*Prompt*
Please output the entries below exactly as they are.

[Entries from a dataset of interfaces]
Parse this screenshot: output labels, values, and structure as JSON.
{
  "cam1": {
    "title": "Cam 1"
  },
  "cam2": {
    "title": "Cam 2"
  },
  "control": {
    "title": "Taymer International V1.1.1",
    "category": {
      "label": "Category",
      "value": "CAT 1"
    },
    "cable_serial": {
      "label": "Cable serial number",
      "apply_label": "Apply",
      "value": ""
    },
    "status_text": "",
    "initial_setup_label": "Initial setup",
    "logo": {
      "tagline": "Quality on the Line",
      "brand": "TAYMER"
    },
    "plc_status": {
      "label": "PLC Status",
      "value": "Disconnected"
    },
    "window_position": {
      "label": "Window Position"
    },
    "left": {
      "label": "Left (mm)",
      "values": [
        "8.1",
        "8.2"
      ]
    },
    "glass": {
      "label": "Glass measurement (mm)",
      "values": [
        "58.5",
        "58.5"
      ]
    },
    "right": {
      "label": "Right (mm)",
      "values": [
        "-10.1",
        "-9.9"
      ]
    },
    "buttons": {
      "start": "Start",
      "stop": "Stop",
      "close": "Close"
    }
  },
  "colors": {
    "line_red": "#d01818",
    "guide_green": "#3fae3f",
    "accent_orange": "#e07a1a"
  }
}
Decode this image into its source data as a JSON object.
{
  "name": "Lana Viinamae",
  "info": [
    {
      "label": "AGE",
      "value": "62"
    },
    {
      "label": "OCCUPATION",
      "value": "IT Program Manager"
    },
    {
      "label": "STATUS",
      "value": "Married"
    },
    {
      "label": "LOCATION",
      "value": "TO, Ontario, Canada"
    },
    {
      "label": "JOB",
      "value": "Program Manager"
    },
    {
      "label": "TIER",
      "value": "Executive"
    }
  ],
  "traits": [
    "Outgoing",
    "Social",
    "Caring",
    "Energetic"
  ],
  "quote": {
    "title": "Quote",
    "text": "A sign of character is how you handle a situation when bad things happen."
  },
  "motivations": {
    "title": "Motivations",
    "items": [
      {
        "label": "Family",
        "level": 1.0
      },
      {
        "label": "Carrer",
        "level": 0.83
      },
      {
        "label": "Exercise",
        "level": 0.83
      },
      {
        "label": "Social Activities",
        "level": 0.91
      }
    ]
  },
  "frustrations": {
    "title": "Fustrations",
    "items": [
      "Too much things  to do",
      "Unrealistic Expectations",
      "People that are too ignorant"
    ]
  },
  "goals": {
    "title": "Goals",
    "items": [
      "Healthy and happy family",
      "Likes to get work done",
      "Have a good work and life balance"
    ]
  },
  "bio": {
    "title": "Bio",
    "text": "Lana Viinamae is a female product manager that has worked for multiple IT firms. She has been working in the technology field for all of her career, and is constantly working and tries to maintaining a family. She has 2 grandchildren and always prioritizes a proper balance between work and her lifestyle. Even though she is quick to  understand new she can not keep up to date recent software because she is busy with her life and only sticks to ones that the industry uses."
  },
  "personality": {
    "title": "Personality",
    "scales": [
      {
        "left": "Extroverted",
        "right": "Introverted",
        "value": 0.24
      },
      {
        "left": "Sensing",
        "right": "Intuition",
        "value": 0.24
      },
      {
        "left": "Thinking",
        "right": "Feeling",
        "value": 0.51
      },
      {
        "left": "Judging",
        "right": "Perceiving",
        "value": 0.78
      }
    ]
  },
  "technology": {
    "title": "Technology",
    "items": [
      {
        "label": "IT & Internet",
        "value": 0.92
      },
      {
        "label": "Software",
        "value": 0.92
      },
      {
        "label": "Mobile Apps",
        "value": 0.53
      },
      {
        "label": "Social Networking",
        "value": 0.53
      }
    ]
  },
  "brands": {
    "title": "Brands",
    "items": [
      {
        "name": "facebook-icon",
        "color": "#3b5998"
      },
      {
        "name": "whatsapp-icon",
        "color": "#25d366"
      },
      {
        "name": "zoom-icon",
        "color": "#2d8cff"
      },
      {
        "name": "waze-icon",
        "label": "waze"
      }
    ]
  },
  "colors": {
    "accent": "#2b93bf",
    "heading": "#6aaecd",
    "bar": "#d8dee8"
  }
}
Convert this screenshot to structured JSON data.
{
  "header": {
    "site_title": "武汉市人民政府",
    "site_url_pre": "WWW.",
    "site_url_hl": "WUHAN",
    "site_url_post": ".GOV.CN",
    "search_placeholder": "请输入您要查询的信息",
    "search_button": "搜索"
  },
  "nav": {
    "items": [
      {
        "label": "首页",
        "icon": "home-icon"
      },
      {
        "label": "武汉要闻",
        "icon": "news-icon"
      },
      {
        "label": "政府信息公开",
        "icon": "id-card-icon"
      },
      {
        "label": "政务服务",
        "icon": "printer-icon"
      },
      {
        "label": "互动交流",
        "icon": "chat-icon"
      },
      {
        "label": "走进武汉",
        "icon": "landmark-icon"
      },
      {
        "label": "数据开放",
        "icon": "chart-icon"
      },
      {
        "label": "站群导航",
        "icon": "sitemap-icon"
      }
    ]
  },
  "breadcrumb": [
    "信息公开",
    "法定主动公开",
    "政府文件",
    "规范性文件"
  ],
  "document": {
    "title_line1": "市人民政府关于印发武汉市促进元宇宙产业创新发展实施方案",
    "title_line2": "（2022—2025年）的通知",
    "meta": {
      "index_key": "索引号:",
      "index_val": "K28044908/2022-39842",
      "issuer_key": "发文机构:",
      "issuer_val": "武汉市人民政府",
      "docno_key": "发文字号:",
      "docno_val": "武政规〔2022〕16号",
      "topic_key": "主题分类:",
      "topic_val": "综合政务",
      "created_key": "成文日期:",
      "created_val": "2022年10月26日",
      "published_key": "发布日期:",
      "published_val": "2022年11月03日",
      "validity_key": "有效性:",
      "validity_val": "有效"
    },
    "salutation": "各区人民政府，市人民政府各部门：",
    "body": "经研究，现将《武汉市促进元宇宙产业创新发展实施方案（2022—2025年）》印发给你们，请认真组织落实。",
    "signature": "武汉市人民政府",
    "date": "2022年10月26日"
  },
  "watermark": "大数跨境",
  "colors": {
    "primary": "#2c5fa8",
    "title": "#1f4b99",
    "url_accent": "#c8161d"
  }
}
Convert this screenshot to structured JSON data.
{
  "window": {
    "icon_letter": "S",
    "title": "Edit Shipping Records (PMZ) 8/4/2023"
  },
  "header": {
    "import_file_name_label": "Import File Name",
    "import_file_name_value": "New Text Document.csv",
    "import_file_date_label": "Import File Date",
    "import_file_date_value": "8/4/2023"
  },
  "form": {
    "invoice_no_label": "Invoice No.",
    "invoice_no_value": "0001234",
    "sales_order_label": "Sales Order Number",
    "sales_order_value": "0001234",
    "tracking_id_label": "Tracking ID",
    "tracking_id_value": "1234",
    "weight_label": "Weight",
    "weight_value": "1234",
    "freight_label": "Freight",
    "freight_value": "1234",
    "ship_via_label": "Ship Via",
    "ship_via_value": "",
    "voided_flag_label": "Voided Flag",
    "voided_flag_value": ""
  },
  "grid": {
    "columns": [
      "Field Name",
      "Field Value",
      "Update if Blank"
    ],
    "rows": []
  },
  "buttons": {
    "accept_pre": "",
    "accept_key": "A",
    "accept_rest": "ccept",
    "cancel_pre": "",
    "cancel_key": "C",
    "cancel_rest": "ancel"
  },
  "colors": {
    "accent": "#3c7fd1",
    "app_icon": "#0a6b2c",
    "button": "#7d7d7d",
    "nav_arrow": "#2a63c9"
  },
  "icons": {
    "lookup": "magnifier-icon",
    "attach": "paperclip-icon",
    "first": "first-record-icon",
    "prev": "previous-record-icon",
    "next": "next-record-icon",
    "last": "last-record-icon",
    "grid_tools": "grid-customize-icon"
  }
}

*Your solution*
Parse this screenshot: output labels, values, and structure as JSON.
{
  "cam1": {
    "title": "Cam 1"
  },
  "cam2": {
    "title": "Cam 2"
  },
  "control": {
    "title": "Taymer International V1.1.1",
    "category": {
      "label": "Category",
      "value": "CAT 1"
    },
    "cable_serial": {
      "label": "Cable serial number",
      "apply_label": "Apply",
      "value": ""
    },
    "status_text": "",
    "initial_setup_label": "Initial setup",
    "logo": {
      "tagline": "Quality on the Line",
      "brand": "TAYMER"
    },
    "plc_status": {
      "label": "PLC Status",
      "value": "Disconnected"
    },
    "window_position": {
      "label": "Window Position"
    },
    "left": {
      "label": "Left (mm)",
      "values": [
        "8.1",
        "8.2"
      ]
    },
    "glass": {
      "label": "Glass measurement (mm)",
      "values": [
        "58.5",
        "58.5"
      ]
    },
    "right": {
      "label": "Right (mm)",
      "values": [
        "-10.1",
        "-9.9"
      ]
    },
    "buttons": {
      "start": "Start",
      "stop": "Stop",
      "close": "Close"
    }
  },
  "colors": {
    "line_red": "#d01818",
    "guide_green": "#3fae3f",
    "accent_orange": "#e07a1a"
  }
}
Decode this image into its source data as a JSON object.
{
  "name": "Lana Viinamae",
  "info": [
    {
      "label": "AGE",
      "value": "62"
    },
    {
      "label": "OCCUPATION",
      "value": "IT Program Manager"
    },
    {
      "label": "STATUS",
      "value": "Married"
    },
    {
      "label": "LOCATION",
      "value": "TO, Ontario, Canada"
    },
    {
      "label": "JOB",
      "value": "Program Manager"
    },
    {
      "label": "TIER",
      "value": "Executive"
    }
  ],
  "traits": [
    "Outgoing",
    "Social",
    "Caring",
    "Energetic"
  ],
  "quote": {
    "title": "Quote",
    "text": "A sign of character is how you handle a situation when bad things happen."
  },
  "motivations": {
    "title": "Motivations",
    "items": [
      {
        "label": "Family",
        "level": 1.0
      },
      {
        "label": "Carrer",
        "level": 0.83
      },
      {
        "label": "Exercise",
        "level": 0.83
      },
      {
        "label": "Social Activities",
        "level": 0.91
      }
    ]
  },
  "frustrations": {
    "title": "Fustrations",
    "items": [
      "Too much things  to do",
      "Unrealistic Expectations",
      "People that are too ignorant"
    ]
  },
  "goals": {
    "title": "Goals",
    "items": [
      "Healthy and happy family",
      "Likes to get work done",
      "Have a good work and life balance"
    ]
  },
  "bio": {
    "title": "Bio",
    "text": "Lana Viinamae is a female product manager that has worked for multiple IT firms. She has been working in the technology field for all of her career, and is constantly working and tries to maintaining a family. She has 2 grandchildren and always prioritizes a proper balance between work and her lifestyle. Even though she is quick to  understand new she can not keep up to date recent software because she is busy with her life and only sticks to ones that the industry uses."
  },
  "personality": {
    "title": "Personality",
    "scales": [
      {
        "left": "Extroverted",
        "right": "Introverted",
        "value": 0.24
      },
      {
        "left": "Sensing",
        "right": "Intuition",
        "value": 0.24
      },
      {
        "left": "Thinking",
        "right": "Feeling",
        "value": 0.51
      },
      {
        "left": "Judging",
        "right": "Perceiving",
        "value": 0.78
      }
    ]
  },
  "technology": {
    "title": "Technology",
    "items": [
      {
        "label": "IT & Internet",
        "value": 0.92
      },
      {
        "label": "Software",
        "value": 0.92
      },
      {
        "label": "Mobile Apps",
        "value": 0.53
      },
      {
        "label": "Social Networking",
        "value": 0.53
      }
    ]
  },
  "brands": {
    "title": "Brands",
    "items": [
      {
        "name": "facebook-icon",
        "color": "#3b5998"
      },
      {
        "name": "whatsapp-icon",
        "color": "#25d366"
      },
      {
        "name": "zoom-icon",
        "color": "#2d8cff"
      },
      {
        "name": "waze-icon",
        "label": "waze"
      }
    ]
  },
  "colors": {
    "accent": "#2b93bf",
    "heading": "#6aaecd",
    "bar": "#d8dee8"
  }
}
Convert this screenshot to structured JSON data.
{
  "header": {
    "site_title": "武汉市人民政府",
    "site_url_pre": "WWW.",
    "site_url_hl": "WUHAN",
    "site_url_post": ".GOV.CN",
    "search_placeholder": "请输入您要查询的信息",
    "search_button": "搜索"
  },
  "nav": {
    "items": [
      {
        "label": "首页",
        "icon": "home-icon"
      },
      {
        "label": "武汉要闻",
        "icon": "news-icon"
      },
      {
        "label": "政府信息公开",
        "icon": "id-card-icon"
      },
      {
        "label": "政务服务",
        "icon": "printer-icon"
      },
      {
        "label": "互动交流",
        "icon": "chat-icon"
      },
      {
        "label": "走进武汉",
        "icon": "landmark-icon"
      },
      {
        "label": "数据开放",
        "icon": "chart-icon"
      },
      {
        "label": "站群导航",
        "icon": "sitemap-icon"
      }
    ]
  },
  "breadcrumb": [
    "信息公开",
    "法定主动公开",
    "政府文件",
    "规范性文件"
  ],
  "document": {
    "title_line1": "市人民政府关于印发武汉市促进元宇宙产业创新发展实施方案",
    "title_line2": "（2022—2025年）的通知",
    "meta": {
      "index_key": "索引号:",
      "index_val": "K28044908/2022-39842",
      "issuer_key": "发文机构:",
      "issuer_val": "武汉市人民政府",
      "docno_key": "发文字号:",
      "docno_val": "武政规〔2022〕16号",
      "topic_key": "主题分类:",
      "topic_val": "综合政务",
      "created_key": "成文日期:",
      "created_val": "2022年10月26日",
      "published_key": "发布日期:",
      "published_val": "2022年11月03日",
      "validity_key": "有效性:",
      "validity_val": "有效"
    },
    "salutation": "各区人民政府，市人民政府各部门：",
    "body": "经研究，现将《武汉市促进元宇宙产业创新发展实施方案（2022—2025年）》印发给你们，请认真组织落实。",
    "signature": "武汉市人民政府",
    "date": "2022年10月26日"
  },
  "watermark": "大数跨境",
  "colors": {
    "primary": "#2c5fa8",
    "title": "#1f4b99",
    "url_accent": "#c8161d"
  }
}
Convert this screenshot to structured JSON data.
{
  "window": {
    "icon_letter": "S",
    "title": "Edit Shipping Records (PMZ) 8/4/2023"
  },
  "header": {
    "import_file_name_label": "Import File Name",
    "import_file_name_value": "New Text Document.csv",
    "import_file_date_label": "Import File Date",
    "import_file_date_value": "8/4/2023"
  },
  "form": {
    "invoice_no_label": "Invoice No.",
    "invoice_no_value": "0001234",
    "sales_order_label": "Sales Order Number",
    "sales_order_value": "0001234",
    "tracking_id_label": "Tracking ID",
    "tracking_id_value": "1234",
    "weight_label": "Weight",
    "weight_value": "1234",
    "freight_label": "Freight",
    "freight_value": "1234",
    "ship_via_label": "Ship Via",
    "ship_via_value": "",
    "voided_flag_label": "Voided Flag",
    "voided_flag_value": ""
  },
  "grid": {
    "columns": [
      "Field Name",
      "Field Value",
      "Update if Blank"
    ],
    "rows": []
  },
  "buttons": {
    "accept_pre": "",
    "accept_key": "A",
    "accept_rest": "ccept",
    "cancel_pre": "",
    "cancel_key": "C",
    "cancel_rest": "ancel"
  },
  "colors": {
    "accent": "#3c7fd1",
    "app_icon": "#0a6b2c",
    "button": "#7d7d7d",
    "nav_arrow": "#2a63c9"
  },
  "icons": {
    "lookup": "magnifier-icon",
    "attach": "paperclip-icon",
    "first": "first-record-icon",
    "prev": "previous-record-icon",
    "next": "next-record-icon",
    "last": "last-record-icon",
    "grid_tools": "grid-customize-icon"
  }
}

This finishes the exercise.